Gathering Fragments: November Week 3


Saturday:  I thought I'd share what I know is in my fridge at present that I ought to use up this coming week:   Cooked rice, leftover mashed potatoes, most of a whole raw potato that was left when I was making oven fries Friday evening, a little tomato sauce from last pizza making, 2 hard boiled eggs, a bit of chopped raw cabbage.   I also have fruit juice awaiting jelly making which will happen this week.

In my cupboard I have some white cheddar cheese crackers that I found too salty to eat on their own.  I repurposed them by crushing them.  I spread chicken breast (cut into fillets by myself from a bone in  breast) with sour cream on both sides, dipped into crumbs and baked in the oven.  This was pretty good.  I still didn't care for the crackers but they were more palatable on chicken than they'd been when eating out of hand.  Note to self, don't buy that brand again.

Worth Sharing: Turkey Talk


Let's talk turkey.   

Talking turkey is a slang term, meaning, "Let's speak frankly and honestly.  Let's talk openly and directly."  Well, all I want to speak honestly about is turkey.

We Americans have all heard how Benjamin Franklin lobbied for the wild turkey to become our national bird instead of the Bald Eagle.  I kind of see his point.   We live in an area with a lot of wild turkey and it's not uncommon to see groups as large as twenty turkey at once in the fields this time of year.

The Week Ahead: Prepping, Playing and Enjoying Fall

I have a family weekend coming up next Saturday and I want to get a few things done to prepare for that.  But I don't want to come to the weekend worn slap out, either.   I've planned my menus and will do a little bit of prep every day so I don't have a lot of last minute things to do.  Let's just skip the chatter and go right to making my list of tasks for the week.

Gathering Fragments: November Week Two

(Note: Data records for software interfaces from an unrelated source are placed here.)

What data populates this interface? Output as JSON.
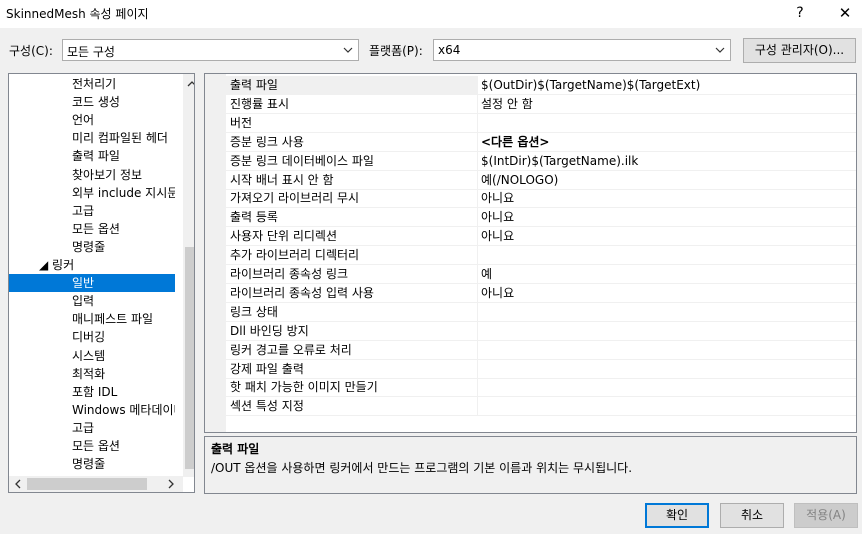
{
  "window": {
    "title": "SkinnedMesh 속성 페이지",
    "help": "?",
    "close": "✕"
  },
  "toolbar": {
    "config_label": "구성(C):",
    "config_value": "모든 구성",
    "platform_label": "플랫폼(P):",
    "platform_value": "x64",
    "config_manager": "구성 관리자(O)..."
  },
  "tree": {
    "items": [
      {
        "label": "전처리기",
        "indent": 2,
        "selected": false
      },
      {
        "label": "코드 생성",
        "indent": 2,
        "selected": false
      },
      {
        "label": "언어",
        "indent": 2,
        "selected": false
      },
      {
        "label": "미리 컴파일된 헤더",
        "indent": 2,
        "selected": false
      },
      {
        "label": "출력 파일",
        "indent": 2,
        "selected": false
      },
      {
        "label": "찾아보기 정보",
        "indent": 2,
        "selected": false
      },
      {
        "label": "외부 include 지시문",
        "indent": 2,
        "selected": false
      },
      {
        "label": "고급",
        "indent": 2,
        "selected": false
      },
      {
        "label": "모든 옵션",
        "indent": 2,
        "selected": false
      },
      {
        "label": "명령줄",
        "indent": 2,
        "selected": false
      },
      {
        "label": "◢  링커",
        "indent": 1,
        "selected": false
      },
      {
        "label": "일반",
        "indent": 2,
        "selected": true
      },
      {
        "label": "입력",
        "indent": 2,
        "selected": false
      },
      {
        "label": "매니페스트 파일",
        "indent": 2,
        "selected": false
      },
      {
        "label": "디버깅",
        "indent": 2,
        "selected": false
      },
      {
        "label": "시스템",
        "indent": 2,
        "selected": false
      },
      {
        "label": "최적화",
        "indent": 2,
        "selected": false
      },
      {
        "label": "포함 IDL",
        "indent": 2,
        "selected": false
      },
      {
        "label": "Windows 메타데이터",
        "indent": 2,
        "selected": false
      },
      {
        "label": "고급",
        "indent": 2,
        "selected": false
      },
      {
        "label": "모든 옵션",
        "indent": 2,
        "selected": false
      },
      {
        "label": "명령줄",
        "indent": 2,
        "selected": false
      }
    ]
  },
  "properties": [
    {
      "name": "출력 파일",
      "value": "$(OutDir)$(TargetName)$(TargetExt)",
      "bold": false,
      "selected": true
    },
    {
      "name": "진행률 표시",
      "value": "설정 안 함",
      "bold": false,
      "selected": false
    },
    {
      "name": "버전",
      "value": "",
      "bold": false,
      "selected": false
    },
    {
      "name": "증분 링크 사용",
      "value": "<다른 옵션>",
      "bold": true,
      "selected": false
    },
    {
      "name": "증분 링크 데이터베이스 파일",
      "value": "$(IntDir)$(TargetName).ilk",
      "bold": false,
      "selected": false
    },
    {
      "name": "시작 배너 표시 안 함",
      "value": "예(/NOLOGO)",
      "bold": false,
      "selected": false
    },
    {
      "name": "가져오기 라이브러리 무시",
      "value": "아니요",
      "bold": false,
      "selected": false
    },
    {
      "name": "출력 등록",
      "value": "아니요",
      "bold": false,
      "selected": false
    },
    {
      "name": "사용자 단위 리디렉션",
      "value": "아니요",
      "bold": false,
      "selected": false
    },
    {
      "name": "추가 라이브러리 디렉터리",
      "value": "",
      "bold": false,
      "selected": false
    },
    {
      "name": "라이브러리 종속성 링크",
      "value": "예",
      "bold": false,
      "selected": false
    },
    {
      "name": "라이브러리 종속성 입력 사용",
      "value": "아니요",
      "bold": false,
      "selected": false
    },
    {
      "name": "링크 상태",
      "value": "",
      "bold": false,
      "selected": false
    },
    {
      "name": "Dll 바인딩 방지",
      "value": "",
      "bold": false,
      "selected": false
    },
    {
      "name": "링커 경고를 오류로 처리",
      "value": "",
      "bold": false,
      "selected": false
    },
    {
      "name": "강제 파일 출력",
      "value": "",
      "bold": false,
      "selected": false
    },
    {
      "name": "핫 패치 가능한 이미지 만들기",
      "value": "",
      "bold": false,
      "selected": false
    },
    {
      "name": "섹션 특성 지정",
      "value": "",
      "bold": false,
      "selected": false
    }
  ],
  "description": {
    "title": "출력 파일",
    "text": "/OUT 옵션을 사용하면 링커에서 만드는 프로그램의 기본 이름과 위치는 무시됩니다."
  },
  "buttons": {
    "ok": "확인",
    "cancel": "취소",
    "apply": "적용(A)"
  },
  "colors": {
    "selection": "#0078d7",
    "window_bg": "#f0f0f0"
  }
}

Sunday:  This morning, instead of our more usual oatmeal, I thought of the single piece of Turkey Spam I had left yesterday after making Grilled Cheese Sandwiches.   Katie had also given me several items that were more than she could easily use up, including a half package of Muenster cheese.   I scrambled eggs for breakfast and added cubes of cheese and Spam to them.

The Week Behind: Life is What You Make It

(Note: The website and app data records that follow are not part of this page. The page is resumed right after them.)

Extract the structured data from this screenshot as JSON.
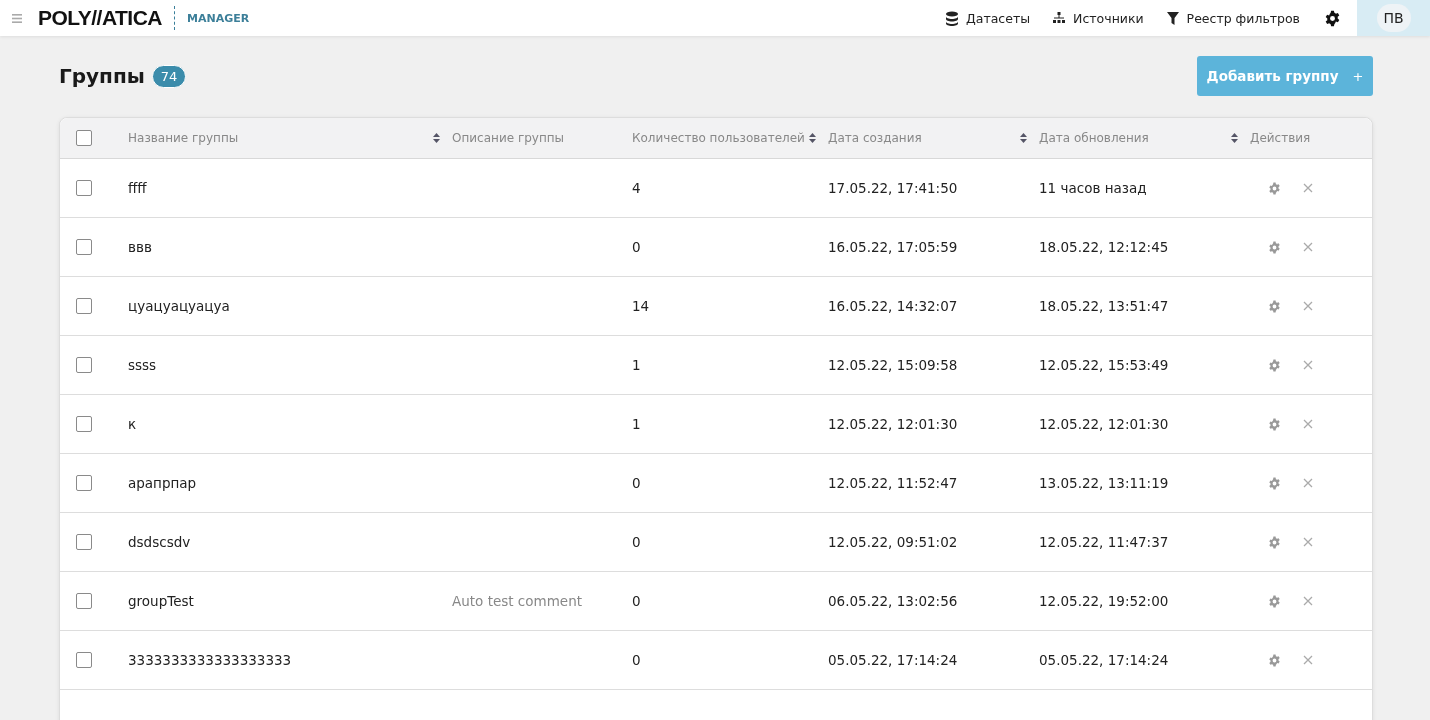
{
  "header": {
    "logo": "POLY//ATICA",
    "product": "MANAGER",
    "nav": [
      {
        "kind": "datasets",
        "label": "Датасеты"
      },
      {
        "kind": "sources",
        "label": "Источники"
      },
      {
        "kind": "filters",
        "label": "Реестр фильтров"
      }
    ],
    "user": "ПВ"
  },
  "page": {
    "title": "Группы",
    "count": "74",
    "add_button": "Добавить группу",
    "add_icon": "+"
  },
  "table": {
    "select_all": {
      "checked": false
    },
    "columns": [
      {
        "label": "Название группы",
        "sortable": true
      },
      {
        "label": "Описание группы",
        "sortable": false
      },
      {
        "label": "Количество пользователей",
        "sortable": true
      },
      {
        "label": "Дата создания",
        "sortable": true
      },
      {
        "label": "Дата обновления",
        "sortable": true
      },
      {
        "label": "Действия",
        "sortable": false
      }
    ],
    "rows": [
      {
        "checked": false,
        "name": "ffff",
        "description": "",
        "users": "4",
        "created": "17.05.22, 17:41:50",
        "updated": "11 часов назад"
      },
      {
        "checked": false,
        "name": "ввв",
        "description": "",
        "users": "0",
        "created": "16.05.22, 17:05:59",
        "updated": "18.05.22, 12:12:45"
      },
      {
        "checked": false,
        "name": "цуацуацуацуа",
        "description": "",
        "users": "14",
        "created": "16.05.22, 14:32:07",
        "updated": "18.05.22, 13:51:47"
      },
      {
        "checked": false,
        "name": "ssss",
        "description": "",
        "users": "1",
        "created": "12.05.22, 15:09:58",
        "updated": "12.05.22, 15:53:49"
      },
      {
        "checked": false,
        "name": "к",
        "description": "",
        "users": "1",
        "created": "12.05.22, 12:01:30",
        "updated": "12.05.22, 12:01:30"
      },
      {
        "checked": false,
        "name": "арапрпар",
        "description": "",
        "users": "0",
        "created": "12.05.22, 11:52:47",
        "updated": "13.05.22, 13:11:19"
      },
      {
        "checked": false,
        "name": "dsdscsdv",
        "description": "",
        "users": "0",
        "created": "12.05.22, 09:51:02",
        "updated": "12.05.22, 11:47:37"
      },
      {
        "checked": false,
        "name": "groupTest",
        "description": "Auto test comment",
        "users": "0",
        "created": "06.05.22, 13:02:56",
        "updated": "12.05.22, 19:52:00"
      },
      {
        "checked": false,
        "name": "3333333333333333333",
        "description": "",
        "users": "0",
        "created": "05.05.22, 17:14:24",
        "updated": "05.05.22, 17:14:24"
      }
    ]
  }
}
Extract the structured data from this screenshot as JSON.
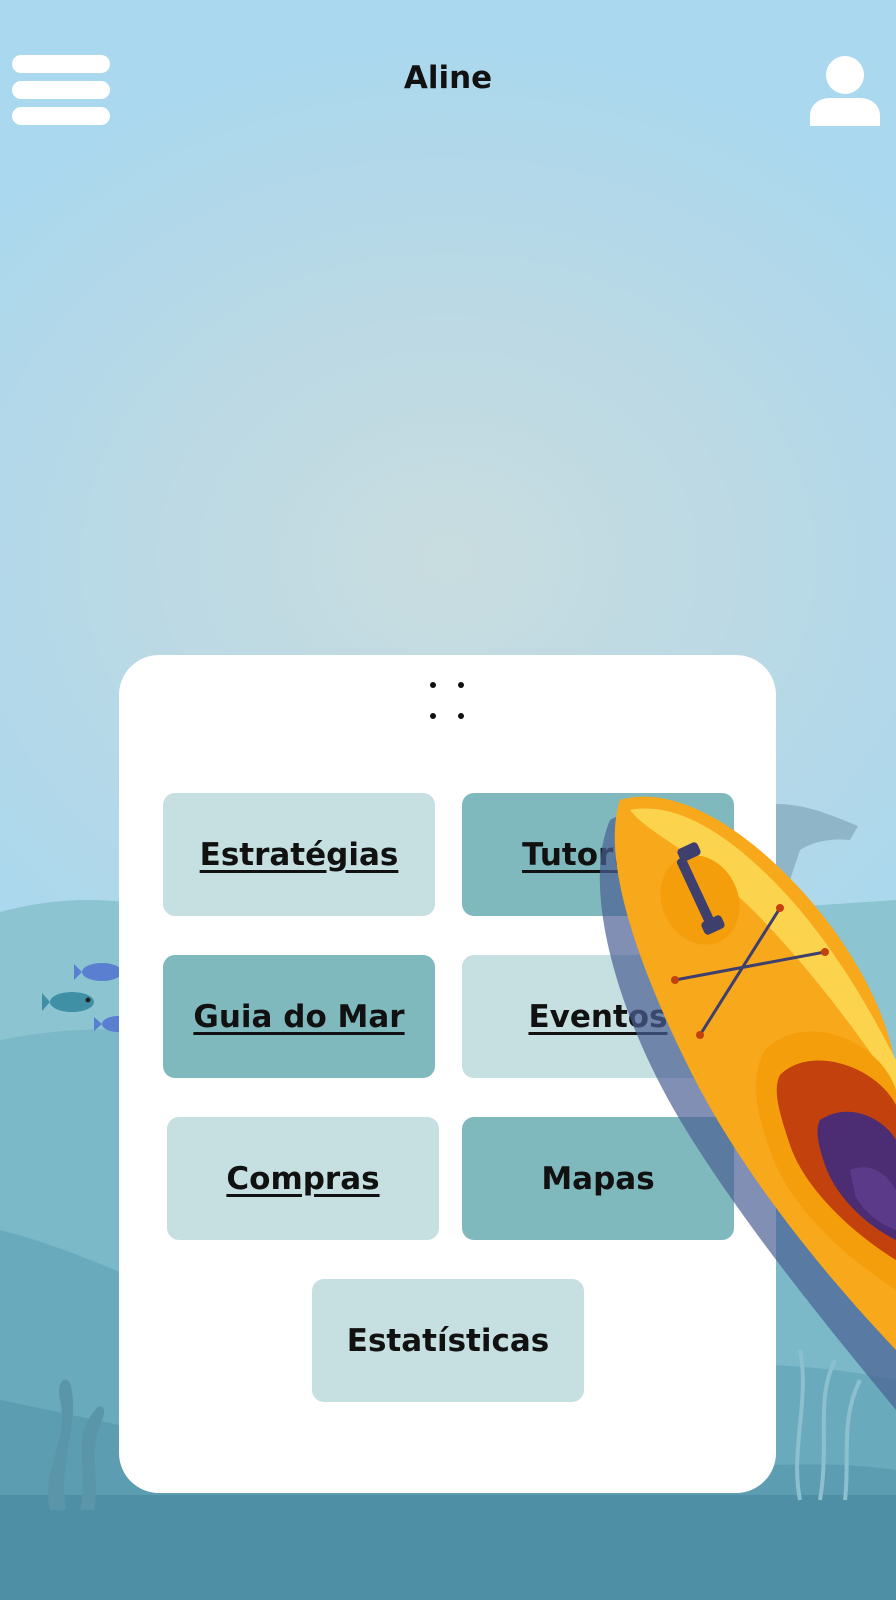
{
  "header": {
    "title": "Aline",
    "menu_icon": "hamburger-menu-icon",
    "profile_icon": "user-profile-icon"
  },
  "menu": {
    "items": [
      {
        "label": "Estratégias",
        "style": "light",
        "underlined": true
      },
      {
        "label": "Tutoriais",
        "style": "dark",
        "underlined": true
      },
      {
        "label": "Guia do Mar",
        "style": "dark",
        "underlined": true
      },
      {
        "label": "Eventos",
        "style": "light",
        "underlined": true
      },
      {
        "label": "Compras",
        "style": "light",
        "underlined": true
      },
      {
        "label": "Mapas",
        "style": "dark",
        "underlined": false
      },
      {
        "label": "Estatísticas",
        "style": "light",
        "underlined": false
      }
    ]
  },
  "colors": {
    "sky": "#aad8ee",
    "sea_light": "#88c3cf",
    "sea_mid": "#6aaabb",
    "sea_deep": "#4f8fa5",
    "tile_light": "#c6e0e2",
    "tile_dark": "#7fb9bd",
    "kayak_orange": "#f7a81b"
  }
}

Saturday:  A quiet morning at home which is just what I needed this morning.  I felt the residue of the week's hard tasks and tiredness.   I'd promised Katie we'd come help set up for her party.  I was surprised when it began to rain.   My weather app had said nothing at all about rain and here it was pouring outside.  We had two or three more good showers and then it started to clear.  

Indian Summer

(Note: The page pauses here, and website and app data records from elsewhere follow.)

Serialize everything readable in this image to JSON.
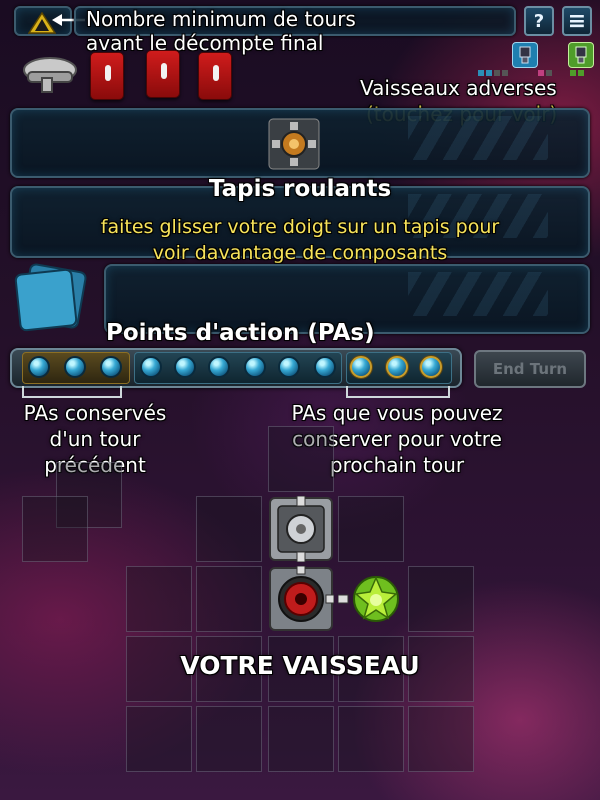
{
  "top": {
    "rounds_label_line1": "Nombre minimum de tours",
    "rounds_label_line2": "avant le décompte final",
    "help_icon_glyph": "?",
    "menu_icon_glyph": "≡"
  },
  "opponents": {
    "title": "Vaisseaux adverses",
    "hint": "(touchez pour voir)"
  },
  "conveyor": {
    "title": "Tapis roulants",
    "hint_line1": "faites glisser votre doigt sur un tapis pour",
    "hint_line2": "voir davantage de composants"
  },
  "action_points": {
    "title": "Points d'action (PAs)",
    "kept_line1": "PAs conservés",
    "kept_line2": "d'un tour",
    "kept_line3": "précédent",
    "save_line1": "PAs que vous pouvez",
    "save_line2": "conserver pour votre",
    "save_line3": "prochain tour",
    "end_turn_label": "End Turn",
    "total_points": 12,
    "kept_points": 3,
    "saveable_points": 3
  },
  "ship": {
    "label": "VOTRE VAISSEAU"
  },
  "colors": {
    "ap_highlight": "#c9a545",
    "teal": "#2b8fb8",
    "yellow_text": "#f7e35a",
    "card_red": "#c41a1a"
  }
}
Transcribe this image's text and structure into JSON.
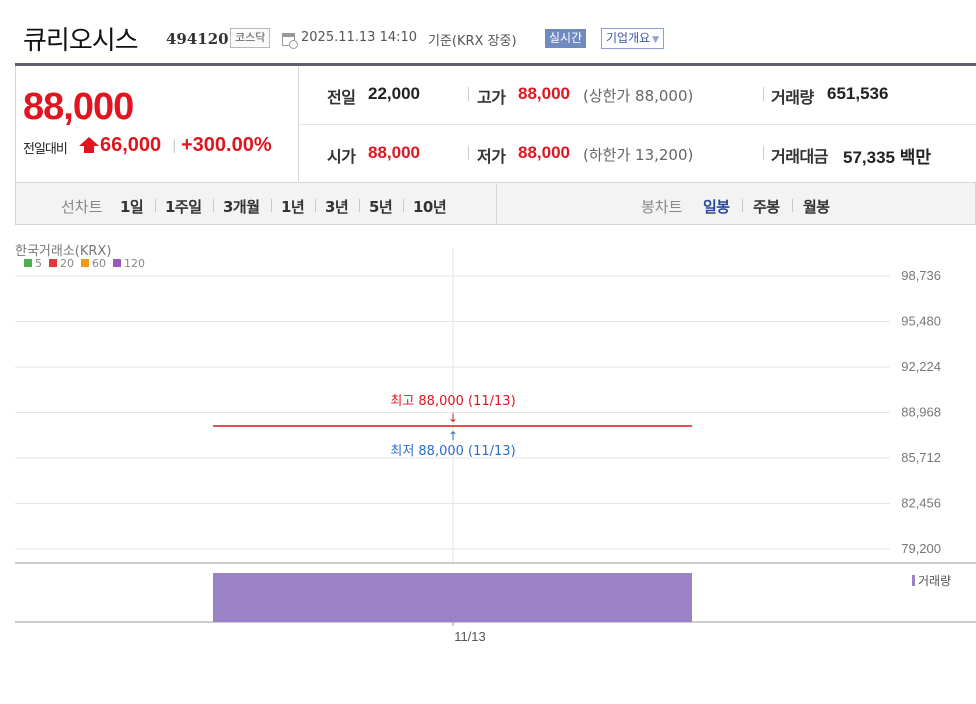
{
  "header": {
    "name": "큐리오시스",
    "code": "494120",
    "market": "코스닥",
    "datetime": "2025.11.13 14:10",
    "basis": "기준(KRX 장중)",
    "realtime_label": "실시간",
    "company_overview": "기업개요"
  },
  "quote": {
    "price": "88,000",
    "change_label": "전일대비",
    "change_value": "66,000",
    "change_pct": "+300.00%",
    "prev_close_label": "전일",
    "prev_close": "22,000",
    "high_label": "고가",
    "high": "88,000",
    "upper_limit": "(상한가 88,000)",
    "volume_label": "거래량",
    "volume": "651,536",
    "open_label": "시가",
    "open": "88,000",
    "low_label": "저가",
    "low": "88,000",
    "lower_limit": "(하한가 13,200)",
    "amount_label": "거래대금",
    "amount": "57,335 백만",
    "colors": {
      "up": "#e0151f",
      "dark": "#222222"
    }
  },
  "tabs": {
    "line_chart_label": "선차트",
    "periods": [
      "1일",
      "1주일",
      "3개월",
      "1년",
      "3년",
      "5년",
      "10년"
    ],
    "candle_chart_label": "봉차트",
    "candles": [
      "일봉",
      "주봉",
      "월봉"
    ],
    "active_candle": "일봉"
  },
  "chart_data": {
    "type": "candlestick",
    "source": "한국거래소(KRX)",
    "legend": [
      {
        "name": "5",
        "color": "#4caf50"
      },
      {
        "name": "20",
        "color": "#e53935"
      },
      {
        "name": "60",
        "color": "#f39c12"
      },
      {
        "name": "120",
        "color": "#9b59b6"
      }
    ],
    "y_ticks": [
      "98,736",
      "95,480",
      "92,224",
      "88,968",
      "85,712",
      "82,456",
      "79,200"
    ],
    "ylim": [
      79200,
      98736
    ],
    "x": [
      "11/13"
    ],
    "candles": [
      {
        "date": "11/13",
        "open": 88000,
        "high": 88000,
        "low": 88000,
        "close": 88000
      }
    ],
    "annotations": {
      "high": "최고 88,000 (11/13)",
      "low": "최저 88,000 (11/13)"
    },
    "volume": {
      "label": "거래량",
      "values": [
        651536
      ],
      "color": "#9b82c6"
    },
    "colors": {
      "up": "#e0151f",
      "high_note": "#e0151f",
      "low_note": "#2a6fc4",
      "grid": "#e6e6e6"
    }
  }
}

Hello loves.  Come in and have your choice of coffee, tea or cocoa...Or perhaps you'd rather have iced tea or water.  It's been rather warm here but that is due to change this evening.  So perhaps a warming drink before you face a cooler night?

And what about a bit of music as we chat?   I'm listening to Melody Gardot, here.  And then Oblivion (Piazzolla) which will lend a lovely French background music.  If ever I go to Paris I shall be terribly disappointed if there is no one playing an accordion...And no it's not your imagination, it is the same song played by 15 different individuals and groups.   I've loved this song for years, having first heard it on a Secret Garden Cd way back in the late 1990's.  I find, 20 years later that the song is just as lovely as when I first heard it.  It makes my heart sing.

The Week Ahead: Go Forth and Make the City Prosper

All this past week long I've been remembering Jeremiah 29:7 in which the captives from Israel are told by the prophet to go to Babylonia and prosper.  "If the city prospers so shall you..." he said.   And I am  sure that advice is still true.  All we can do is go forth and do our best to prosper and make the nation prosperous,  as well.  We must pray for our current leader as well as future one and hold hard to God's promises.   That's all there is to it.

And that's about as close as you'll get to  political talk from me.

In My Home This Week: All Routine